**Task details**.
Would you please copy every line from the records that contains the word "帳票表示"?

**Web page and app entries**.

※ ※ ※

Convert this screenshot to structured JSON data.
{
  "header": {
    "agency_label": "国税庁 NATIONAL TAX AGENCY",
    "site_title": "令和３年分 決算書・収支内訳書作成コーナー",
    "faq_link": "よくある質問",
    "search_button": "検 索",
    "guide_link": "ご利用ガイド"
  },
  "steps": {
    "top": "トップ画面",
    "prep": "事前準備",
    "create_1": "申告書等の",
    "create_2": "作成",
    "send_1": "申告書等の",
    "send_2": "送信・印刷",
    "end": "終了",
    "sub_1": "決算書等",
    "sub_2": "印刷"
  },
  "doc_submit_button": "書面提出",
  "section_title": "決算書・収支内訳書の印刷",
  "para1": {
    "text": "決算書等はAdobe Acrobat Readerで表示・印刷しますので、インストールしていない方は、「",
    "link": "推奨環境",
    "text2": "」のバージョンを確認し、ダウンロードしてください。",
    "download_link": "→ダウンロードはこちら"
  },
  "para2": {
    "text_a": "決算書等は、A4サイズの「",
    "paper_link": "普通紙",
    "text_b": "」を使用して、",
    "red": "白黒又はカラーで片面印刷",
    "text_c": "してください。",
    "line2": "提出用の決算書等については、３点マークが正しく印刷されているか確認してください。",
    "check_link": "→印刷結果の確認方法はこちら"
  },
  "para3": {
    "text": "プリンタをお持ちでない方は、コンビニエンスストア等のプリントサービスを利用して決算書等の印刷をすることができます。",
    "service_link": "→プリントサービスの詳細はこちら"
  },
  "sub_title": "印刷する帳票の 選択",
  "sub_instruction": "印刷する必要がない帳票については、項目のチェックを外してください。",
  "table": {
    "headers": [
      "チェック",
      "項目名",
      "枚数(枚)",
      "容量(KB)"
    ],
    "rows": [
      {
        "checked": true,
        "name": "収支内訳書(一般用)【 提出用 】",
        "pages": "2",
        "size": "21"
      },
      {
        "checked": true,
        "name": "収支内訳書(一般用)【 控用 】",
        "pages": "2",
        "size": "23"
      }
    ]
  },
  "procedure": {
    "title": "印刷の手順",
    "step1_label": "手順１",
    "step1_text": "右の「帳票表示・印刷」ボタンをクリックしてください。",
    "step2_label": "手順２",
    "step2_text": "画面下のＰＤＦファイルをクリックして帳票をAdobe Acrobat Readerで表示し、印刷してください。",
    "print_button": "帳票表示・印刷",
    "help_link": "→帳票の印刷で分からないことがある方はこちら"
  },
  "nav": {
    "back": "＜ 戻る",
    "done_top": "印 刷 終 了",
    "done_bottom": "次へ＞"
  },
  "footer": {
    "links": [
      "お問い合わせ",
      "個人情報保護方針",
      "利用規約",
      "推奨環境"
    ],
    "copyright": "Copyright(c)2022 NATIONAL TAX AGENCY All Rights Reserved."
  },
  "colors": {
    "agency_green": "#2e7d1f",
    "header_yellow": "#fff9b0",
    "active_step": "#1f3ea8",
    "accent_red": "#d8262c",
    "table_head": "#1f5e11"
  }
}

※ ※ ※

**Expected answer**.
    "step1_text": "右の「帳票表示・印刷」ボタンをクリックしてください。",
    "print_button": "帳票表示・印刷",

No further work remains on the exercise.